Top of TASK MATERIAL

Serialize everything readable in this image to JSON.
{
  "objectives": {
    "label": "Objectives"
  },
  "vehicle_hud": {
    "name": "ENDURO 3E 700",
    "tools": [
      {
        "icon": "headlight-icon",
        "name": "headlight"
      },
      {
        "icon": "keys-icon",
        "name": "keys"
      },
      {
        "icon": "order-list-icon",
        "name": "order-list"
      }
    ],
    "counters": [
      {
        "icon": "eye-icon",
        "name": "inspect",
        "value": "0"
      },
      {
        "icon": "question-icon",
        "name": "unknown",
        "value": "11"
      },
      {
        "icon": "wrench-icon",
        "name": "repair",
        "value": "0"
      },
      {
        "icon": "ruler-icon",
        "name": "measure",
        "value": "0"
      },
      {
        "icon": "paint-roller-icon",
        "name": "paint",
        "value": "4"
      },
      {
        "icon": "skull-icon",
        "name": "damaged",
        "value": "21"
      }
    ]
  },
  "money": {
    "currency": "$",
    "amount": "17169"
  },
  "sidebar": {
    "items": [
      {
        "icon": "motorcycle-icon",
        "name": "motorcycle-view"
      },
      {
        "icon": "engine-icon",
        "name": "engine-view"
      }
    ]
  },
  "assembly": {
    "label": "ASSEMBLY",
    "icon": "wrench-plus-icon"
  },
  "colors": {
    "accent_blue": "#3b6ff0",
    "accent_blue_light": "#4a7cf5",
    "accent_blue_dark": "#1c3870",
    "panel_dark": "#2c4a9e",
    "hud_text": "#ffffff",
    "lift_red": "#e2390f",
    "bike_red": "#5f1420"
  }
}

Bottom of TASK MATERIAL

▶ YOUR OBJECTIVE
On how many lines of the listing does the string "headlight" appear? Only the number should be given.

▶ SOLVED EXERCISE
2